“My daughter kept me going,” she said. “I would work at my dining table with my laptop and my (at the time) 3-year-old would join me with her ‘laptop’ and do homework with me.”

Zellner worked full time while pursuing her degree. When the pandemic hit, she says she doubled down, putting all of her energy into school and adding summer classes to her full workload. By her third year, she quit her job so she could focus on volunteer opportunities to build her resume.

It was during an introductory course to sociology that Zellner discovered her love for social sciences.

“I was shocked that social sciences was a thing. It was my thing,” she said. “I realized I could take my curiosity of different social aspects of the world and apply them to my own intersectionalities and others.”

Alden Weight, an assistant teaching professor in the College of Integrative Sciences and Arts, remembers Zellner fondly. 

“I found Shannon an inquisitive, diligent, thorough, open-minded, accepting, inclusive and compassionate student,” he said. “It was a delight to teach her.  She clearly enjoyed learning and exploring.” 

Zellner delved deep into the subject matter and made connections that few students in the class make, Weight added.

“She did what most successful online students do: Engage the material and instruction on a human level,” he said.

Zellner applied her coursework to her military life when she became a "key spouse" for her husband’s squadron in January 2022, reaching out to other military spouses and their families living on Misawa Air Base, where they are currently stationed, to support them in different areas of their life. 

The U.S. Air and Space Force Key Spouse Program is “an official Unit Family Readiness Program designed to enhance readiness and establish a sense of community. Key spouses are volunteers appointed by the unit commander that serve as a conduit of information providing resources to Air Force families.” 

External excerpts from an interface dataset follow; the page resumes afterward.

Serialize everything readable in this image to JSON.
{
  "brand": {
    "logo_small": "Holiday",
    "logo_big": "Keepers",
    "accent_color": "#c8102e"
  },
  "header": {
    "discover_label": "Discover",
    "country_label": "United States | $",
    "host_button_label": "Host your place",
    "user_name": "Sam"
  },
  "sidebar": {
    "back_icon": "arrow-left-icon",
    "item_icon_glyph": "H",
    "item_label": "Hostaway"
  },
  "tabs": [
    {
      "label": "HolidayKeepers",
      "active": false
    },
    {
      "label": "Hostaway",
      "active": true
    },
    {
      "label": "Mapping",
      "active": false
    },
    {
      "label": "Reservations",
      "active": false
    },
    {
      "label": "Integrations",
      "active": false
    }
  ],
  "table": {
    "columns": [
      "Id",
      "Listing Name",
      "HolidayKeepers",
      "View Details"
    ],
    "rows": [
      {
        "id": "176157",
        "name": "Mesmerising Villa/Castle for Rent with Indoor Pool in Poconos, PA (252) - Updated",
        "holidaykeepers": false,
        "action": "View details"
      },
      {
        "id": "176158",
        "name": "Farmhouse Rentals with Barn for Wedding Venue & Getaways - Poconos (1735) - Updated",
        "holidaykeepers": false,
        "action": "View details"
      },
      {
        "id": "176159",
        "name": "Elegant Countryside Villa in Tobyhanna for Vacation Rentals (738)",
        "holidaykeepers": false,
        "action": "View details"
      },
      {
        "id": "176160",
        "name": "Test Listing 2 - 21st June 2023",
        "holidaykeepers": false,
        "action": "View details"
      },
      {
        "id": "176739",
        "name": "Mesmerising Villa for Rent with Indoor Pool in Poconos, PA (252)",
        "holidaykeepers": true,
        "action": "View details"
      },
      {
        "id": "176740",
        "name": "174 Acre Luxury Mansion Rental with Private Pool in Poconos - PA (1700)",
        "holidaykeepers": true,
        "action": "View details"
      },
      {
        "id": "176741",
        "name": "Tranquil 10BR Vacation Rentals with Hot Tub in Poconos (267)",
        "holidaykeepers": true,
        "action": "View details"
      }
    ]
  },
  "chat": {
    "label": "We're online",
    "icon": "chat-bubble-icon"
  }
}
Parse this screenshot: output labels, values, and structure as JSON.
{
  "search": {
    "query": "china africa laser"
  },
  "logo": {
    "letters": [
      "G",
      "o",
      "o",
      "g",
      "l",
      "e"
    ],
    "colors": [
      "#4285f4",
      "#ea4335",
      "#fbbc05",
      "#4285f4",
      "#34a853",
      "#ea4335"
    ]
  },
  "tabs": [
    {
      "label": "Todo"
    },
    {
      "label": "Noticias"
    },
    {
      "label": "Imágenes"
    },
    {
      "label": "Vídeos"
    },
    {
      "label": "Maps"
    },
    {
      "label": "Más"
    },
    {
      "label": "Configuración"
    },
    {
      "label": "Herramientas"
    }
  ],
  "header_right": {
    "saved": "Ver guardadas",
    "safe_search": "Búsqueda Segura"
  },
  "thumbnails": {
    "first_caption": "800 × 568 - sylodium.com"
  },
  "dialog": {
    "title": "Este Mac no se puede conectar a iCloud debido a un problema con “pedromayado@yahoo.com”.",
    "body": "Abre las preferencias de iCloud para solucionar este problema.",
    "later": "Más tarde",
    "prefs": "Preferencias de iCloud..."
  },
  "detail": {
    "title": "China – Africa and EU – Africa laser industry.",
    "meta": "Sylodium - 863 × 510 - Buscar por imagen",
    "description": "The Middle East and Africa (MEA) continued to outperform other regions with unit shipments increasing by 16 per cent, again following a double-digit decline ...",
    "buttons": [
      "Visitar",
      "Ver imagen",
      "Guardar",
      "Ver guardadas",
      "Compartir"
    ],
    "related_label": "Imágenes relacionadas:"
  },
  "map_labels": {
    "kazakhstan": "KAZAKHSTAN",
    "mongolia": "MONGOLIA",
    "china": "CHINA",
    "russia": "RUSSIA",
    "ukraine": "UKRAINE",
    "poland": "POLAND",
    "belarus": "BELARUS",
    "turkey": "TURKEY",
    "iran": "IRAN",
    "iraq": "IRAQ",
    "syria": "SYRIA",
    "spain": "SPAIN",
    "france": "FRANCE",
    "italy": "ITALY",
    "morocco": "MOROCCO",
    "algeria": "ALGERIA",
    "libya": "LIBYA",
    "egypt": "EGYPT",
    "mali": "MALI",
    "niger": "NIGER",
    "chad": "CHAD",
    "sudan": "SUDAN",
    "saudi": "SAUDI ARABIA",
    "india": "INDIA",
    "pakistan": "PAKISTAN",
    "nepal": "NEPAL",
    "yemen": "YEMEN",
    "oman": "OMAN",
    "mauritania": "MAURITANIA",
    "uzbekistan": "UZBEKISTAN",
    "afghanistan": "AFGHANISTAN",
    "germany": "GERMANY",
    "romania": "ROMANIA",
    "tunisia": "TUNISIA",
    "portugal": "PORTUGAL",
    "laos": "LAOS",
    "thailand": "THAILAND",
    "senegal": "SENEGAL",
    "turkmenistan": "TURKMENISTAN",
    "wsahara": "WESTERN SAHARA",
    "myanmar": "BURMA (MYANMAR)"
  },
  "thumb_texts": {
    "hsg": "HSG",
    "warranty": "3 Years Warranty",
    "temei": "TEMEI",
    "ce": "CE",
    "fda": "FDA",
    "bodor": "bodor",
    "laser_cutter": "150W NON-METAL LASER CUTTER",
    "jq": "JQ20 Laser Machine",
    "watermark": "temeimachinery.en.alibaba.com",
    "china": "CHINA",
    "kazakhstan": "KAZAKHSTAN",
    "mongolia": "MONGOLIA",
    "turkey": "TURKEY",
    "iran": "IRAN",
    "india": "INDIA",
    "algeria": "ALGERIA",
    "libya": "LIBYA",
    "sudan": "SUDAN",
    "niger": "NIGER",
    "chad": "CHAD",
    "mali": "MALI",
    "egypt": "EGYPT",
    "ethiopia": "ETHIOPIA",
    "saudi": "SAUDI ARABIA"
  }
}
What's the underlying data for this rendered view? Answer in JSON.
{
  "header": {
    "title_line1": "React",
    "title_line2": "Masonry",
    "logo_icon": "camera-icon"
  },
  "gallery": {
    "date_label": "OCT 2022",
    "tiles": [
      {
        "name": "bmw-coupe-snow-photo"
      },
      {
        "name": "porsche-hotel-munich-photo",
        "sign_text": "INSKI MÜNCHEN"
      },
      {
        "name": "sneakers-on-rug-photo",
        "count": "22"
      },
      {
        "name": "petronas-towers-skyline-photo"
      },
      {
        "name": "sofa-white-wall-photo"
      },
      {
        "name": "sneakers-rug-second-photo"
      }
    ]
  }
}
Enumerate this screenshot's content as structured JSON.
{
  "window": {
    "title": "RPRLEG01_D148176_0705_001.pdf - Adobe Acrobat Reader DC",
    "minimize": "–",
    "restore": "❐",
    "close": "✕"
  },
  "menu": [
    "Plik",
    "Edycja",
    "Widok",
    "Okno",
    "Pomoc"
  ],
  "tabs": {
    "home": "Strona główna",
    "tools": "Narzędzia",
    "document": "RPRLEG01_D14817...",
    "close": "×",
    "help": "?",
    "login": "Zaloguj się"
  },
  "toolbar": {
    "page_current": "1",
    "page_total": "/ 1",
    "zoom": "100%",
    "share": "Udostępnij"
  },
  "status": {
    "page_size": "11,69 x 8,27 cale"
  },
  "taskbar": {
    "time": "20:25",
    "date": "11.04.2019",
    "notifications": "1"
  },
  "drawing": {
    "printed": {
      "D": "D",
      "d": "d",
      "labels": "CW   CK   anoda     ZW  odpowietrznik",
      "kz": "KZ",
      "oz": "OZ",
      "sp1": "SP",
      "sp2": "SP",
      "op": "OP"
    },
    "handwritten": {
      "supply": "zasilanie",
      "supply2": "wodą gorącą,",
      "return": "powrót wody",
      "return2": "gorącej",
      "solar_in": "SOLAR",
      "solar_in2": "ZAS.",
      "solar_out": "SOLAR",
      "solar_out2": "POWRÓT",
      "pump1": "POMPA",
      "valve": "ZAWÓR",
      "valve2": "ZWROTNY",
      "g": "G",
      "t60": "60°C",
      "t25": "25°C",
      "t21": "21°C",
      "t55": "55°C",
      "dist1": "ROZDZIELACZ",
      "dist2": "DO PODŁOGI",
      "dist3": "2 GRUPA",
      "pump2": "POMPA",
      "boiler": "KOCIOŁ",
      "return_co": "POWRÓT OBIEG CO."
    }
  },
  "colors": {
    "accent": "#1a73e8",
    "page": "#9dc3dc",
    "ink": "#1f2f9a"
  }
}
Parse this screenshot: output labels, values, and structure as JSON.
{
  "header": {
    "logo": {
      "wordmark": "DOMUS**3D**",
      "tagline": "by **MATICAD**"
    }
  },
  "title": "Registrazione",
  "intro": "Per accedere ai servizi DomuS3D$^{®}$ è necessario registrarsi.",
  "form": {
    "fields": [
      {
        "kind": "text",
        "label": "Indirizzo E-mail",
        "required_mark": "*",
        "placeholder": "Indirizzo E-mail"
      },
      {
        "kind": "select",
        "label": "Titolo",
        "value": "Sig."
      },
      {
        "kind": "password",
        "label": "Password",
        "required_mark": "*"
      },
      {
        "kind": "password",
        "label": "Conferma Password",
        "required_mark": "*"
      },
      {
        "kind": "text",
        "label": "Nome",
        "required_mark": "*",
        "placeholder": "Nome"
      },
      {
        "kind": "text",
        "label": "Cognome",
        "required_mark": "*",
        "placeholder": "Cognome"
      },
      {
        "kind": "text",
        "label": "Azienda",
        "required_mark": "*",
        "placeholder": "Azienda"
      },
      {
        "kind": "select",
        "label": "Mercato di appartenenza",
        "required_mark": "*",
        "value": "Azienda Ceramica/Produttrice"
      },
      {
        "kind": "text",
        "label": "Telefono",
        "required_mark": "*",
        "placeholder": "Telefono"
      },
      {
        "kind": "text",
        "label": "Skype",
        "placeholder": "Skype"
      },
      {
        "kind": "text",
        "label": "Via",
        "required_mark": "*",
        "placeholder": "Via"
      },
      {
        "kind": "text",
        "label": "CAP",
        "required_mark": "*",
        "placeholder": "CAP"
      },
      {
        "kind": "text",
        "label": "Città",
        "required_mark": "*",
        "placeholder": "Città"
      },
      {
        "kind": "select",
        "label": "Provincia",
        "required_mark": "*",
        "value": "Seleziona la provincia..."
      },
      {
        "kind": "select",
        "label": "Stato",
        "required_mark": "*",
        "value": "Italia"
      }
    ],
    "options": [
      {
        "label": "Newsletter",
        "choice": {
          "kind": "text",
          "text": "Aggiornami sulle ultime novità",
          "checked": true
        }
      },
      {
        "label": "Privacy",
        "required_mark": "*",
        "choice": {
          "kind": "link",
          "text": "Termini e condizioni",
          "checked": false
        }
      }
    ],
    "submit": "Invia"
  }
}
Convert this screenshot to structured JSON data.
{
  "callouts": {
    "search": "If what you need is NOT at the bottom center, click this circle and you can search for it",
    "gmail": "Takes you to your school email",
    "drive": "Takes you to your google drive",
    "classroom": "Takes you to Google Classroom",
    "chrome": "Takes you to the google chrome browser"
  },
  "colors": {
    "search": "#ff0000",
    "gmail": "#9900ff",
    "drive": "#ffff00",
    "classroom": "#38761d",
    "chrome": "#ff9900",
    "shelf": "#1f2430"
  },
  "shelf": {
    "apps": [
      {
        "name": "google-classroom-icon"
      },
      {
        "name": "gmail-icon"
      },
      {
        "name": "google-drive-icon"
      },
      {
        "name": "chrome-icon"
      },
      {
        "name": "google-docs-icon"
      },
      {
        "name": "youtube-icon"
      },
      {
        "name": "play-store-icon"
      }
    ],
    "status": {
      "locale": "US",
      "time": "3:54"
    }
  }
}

“This was right on the money of what I would love to put my time, energy, compassion and education into,” Zellner said.

Her dreams of achieving her educational goals did not come without hardships and heartbreak.

In an unexpected turn of events, Zellner experienced a death in the family not once, but twice. One of those events was the passing of her father. Both occasions called for long trips back to the U.S. 

Despite those challenges and the loss she experienced, she was determined to finish her degree. Thanks to the flexibility of the online program and the support she received from the ASU Online faculty, she was able to do so. 

Whenever she encountered major challenges, Zellner reached out to her professors to adjust deadlines and alternate assignments. She says the connections she made with those instructors have been instrumental to her academic success, including securing the John Hudson Scholarship in 2021 and 2022.

Zellner’s journey has been filled with triumphs, too. She was accepted and inducted into two honor societies, Alpha Kappa Delta and Phi Beta Kappa, and she was able to apply what she learned through her courses to her personal life, allowing her to help others.

“I would love to be a military and family life counselor for the Air Force,” she said. “I have the biggest dream of being a PhD student in sociology.”

This fall, Zellner will graduate summa cum laude with her bachelor's degree in sociology, a minor in Spanish and a minor in family and human development.

What would she have said to her father on graduation day? 

“Soy poderosa, soy educada, soy latina y orgullosa,” Zellner said. “Lo hice, Papi. I did it!” 

Written by Margot LaNoue for ASU Online.